- [What to produce] Scan the entries for the word "time", and copy every line where it appears.
Extracted data below:
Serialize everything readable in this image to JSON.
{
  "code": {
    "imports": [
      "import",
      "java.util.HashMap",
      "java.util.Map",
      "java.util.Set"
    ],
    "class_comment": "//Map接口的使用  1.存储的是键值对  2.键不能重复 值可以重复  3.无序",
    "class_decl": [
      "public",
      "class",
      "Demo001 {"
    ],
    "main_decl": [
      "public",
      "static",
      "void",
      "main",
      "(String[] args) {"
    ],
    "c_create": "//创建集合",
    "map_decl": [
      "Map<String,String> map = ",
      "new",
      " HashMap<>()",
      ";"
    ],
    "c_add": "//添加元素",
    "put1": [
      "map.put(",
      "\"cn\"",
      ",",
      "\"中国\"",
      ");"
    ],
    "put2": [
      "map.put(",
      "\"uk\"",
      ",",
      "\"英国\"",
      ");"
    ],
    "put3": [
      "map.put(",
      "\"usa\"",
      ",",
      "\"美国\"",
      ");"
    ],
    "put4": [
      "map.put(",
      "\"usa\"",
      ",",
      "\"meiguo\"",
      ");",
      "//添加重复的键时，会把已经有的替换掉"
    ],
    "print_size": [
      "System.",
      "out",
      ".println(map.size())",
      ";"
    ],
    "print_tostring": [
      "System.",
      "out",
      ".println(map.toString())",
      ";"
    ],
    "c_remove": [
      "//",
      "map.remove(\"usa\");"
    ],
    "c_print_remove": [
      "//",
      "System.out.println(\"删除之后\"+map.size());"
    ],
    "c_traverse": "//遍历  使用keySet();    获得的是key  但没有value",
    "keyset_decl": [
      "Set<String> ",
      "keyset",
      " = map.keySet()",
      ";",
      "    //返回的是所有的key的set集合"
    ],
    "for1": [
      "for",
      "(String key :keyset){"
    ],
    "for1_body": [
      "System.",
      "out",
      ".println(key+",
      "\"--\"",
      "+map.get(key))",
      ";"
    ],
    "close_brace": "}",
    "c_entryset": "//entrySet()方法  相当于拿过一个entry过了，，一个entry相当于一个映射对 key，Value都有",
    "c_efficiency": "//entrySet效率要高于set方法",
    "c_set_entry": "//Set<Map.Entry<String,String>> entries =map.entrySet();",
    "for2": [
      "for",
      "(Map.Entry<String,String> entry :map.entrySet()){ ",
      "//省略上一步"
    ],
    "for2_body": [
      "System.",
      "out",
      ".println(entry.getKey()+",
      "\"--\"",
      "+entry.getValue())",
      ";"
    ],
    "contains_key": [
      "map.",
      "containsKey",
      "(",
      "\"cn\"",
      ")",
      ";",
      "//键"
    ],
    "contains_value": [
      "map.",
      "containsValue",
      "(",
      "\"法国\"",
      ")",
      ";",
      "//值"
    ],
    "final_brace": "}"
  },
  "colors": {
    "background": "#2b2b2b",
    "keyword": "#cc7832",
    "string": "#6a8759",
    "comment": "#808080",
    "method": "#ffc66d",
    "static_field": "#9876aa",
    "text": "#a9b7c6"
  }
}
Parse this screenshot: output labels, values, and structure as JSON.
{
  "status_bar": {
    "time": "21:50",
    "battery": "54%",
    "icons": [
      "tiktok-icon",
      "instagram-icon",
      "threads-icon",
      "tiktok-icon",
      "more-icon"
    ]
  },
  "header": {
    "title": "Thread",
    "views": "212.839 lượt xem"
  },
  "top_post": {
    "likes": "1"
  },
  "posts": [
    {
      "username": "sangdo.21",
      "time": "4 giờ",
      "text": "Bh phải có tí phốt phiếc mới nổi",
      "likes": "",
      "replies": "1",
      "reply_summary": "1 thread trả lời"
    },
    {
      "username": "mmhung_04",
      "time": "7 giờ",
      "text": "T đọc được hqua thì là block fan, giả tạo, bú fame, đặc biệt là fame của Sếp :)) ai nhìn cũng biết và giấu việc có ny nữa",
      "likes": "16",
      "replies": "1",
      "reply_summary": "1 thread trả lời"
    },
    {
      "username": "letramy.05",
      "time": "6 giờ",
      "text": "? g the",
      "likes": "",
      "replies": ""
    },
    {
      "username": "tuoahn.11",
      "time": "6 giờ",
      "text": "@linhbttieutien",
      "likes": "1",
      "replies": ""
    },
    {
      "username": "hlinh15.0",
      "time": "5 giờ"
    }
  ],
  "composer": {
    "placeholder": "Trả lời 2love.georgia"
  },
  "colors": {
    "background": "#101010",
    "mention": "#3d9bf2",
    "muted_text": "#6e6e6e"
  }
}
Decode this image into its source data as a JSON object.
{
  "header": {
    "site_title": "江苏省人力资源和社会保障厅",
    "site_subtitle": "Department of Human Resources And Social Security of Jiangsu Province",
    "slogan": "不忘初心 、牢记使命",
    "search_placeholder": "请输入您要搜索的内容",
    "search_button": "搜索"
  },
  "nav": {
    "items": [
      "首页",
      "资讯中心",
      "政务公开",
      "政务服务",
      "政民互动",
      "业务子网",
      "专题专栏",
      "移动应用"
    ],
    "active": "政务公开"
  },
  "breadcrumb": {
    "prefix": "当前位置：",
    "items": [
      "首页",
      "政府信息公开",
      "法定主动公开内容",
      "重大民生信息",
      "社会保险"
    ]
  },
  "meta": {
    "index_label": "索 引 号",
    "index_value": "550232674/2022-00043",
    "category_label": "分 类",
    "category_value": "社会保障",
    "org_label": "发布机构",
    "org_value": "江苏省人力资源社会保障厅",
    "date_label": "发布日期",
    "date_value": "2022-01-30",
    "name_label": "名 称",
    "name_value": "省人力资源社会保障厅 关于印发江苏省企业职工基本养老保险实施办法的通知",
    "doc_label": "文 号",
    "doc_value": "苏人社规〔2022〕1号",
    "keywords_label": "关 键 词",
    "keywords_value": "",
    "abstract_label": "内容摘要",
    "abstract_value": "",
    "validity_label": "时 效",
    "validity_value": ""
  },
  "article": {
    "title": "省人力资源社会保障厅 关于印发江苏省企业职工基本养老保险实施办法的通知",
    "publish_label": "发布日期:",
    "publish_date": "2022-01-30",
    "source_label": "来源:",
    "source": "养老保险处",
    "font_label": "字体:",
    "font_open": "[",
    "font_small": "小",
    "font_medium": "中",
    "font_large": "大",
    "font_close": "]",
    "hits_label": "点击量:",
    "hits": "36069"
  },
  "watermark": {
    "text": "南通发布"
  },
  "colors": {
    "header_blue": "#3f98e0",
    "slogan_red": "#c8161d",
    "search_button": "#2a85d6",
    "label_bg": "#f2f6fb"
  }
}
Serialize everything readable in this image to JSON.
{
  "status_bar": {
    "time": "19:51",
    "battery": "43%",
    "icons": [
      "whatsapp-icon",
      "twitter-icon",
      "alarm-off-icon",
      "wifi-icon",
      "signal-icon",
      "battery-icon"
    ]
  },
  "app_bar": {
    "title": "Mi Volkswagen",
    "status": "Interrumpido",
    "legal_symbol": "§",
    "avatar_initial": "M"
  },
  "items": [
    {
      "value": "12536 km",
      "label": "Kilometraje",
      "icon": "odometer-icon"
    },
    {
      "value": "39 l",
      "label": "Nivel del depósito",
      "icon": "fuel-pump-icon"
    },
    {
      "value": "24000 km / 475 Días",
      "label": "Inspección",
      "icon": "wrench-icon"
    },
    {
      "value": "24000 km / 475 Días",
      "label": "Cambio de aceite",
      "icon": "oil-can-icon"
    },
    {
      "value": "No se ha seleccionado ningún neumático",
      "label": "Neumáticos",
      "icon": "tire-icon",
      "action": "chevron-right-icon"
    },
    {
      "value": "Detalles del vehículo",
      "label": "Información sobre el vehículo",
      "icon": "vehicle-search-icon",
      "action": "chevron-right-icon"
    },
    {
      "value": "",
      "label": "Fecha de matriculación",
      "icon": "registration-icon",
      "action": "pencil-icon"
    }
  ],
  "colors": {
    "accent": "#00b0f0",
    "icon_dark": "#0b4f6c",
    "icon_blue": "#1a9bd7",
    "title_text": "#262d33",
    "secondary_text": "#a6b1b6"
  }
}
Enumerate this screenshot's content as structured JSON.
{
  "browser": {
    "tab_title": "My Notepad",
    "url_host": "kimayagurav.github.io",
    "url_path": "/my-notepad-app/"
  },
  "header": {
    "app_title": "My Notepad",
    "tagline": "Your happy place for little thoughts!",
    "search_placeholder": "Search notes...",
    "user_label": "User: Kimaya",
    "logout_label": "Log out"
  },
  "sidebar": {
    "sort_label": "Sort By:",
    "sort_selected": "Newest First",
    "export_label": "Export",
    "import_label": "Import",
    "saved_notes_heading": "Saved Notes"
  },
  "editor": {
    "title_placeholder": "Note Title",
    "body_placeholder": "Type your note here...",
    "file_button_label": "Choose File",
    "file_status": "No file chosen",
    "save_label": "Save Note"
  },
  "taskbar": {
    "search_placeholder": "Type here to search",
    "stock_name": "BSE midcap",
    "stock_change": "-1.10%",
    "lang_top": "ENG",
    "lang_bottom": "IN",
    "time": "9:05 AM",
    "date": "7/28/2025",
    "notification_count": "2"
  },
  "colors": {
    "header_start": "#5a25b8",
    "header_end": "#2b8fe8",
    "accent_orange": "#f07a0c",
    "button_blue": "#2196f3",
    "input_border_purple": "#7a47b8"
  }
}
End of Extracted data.
- [Answer to this problem]
    "time": "21:50",
      "time": "4 giờ",
      "time": "7 giờ",
      "time": "6 giờ",
      "time": "6 giờ",
      "time": "5 giờ"
    "time": "19:51",
    "time": "9:05 AM",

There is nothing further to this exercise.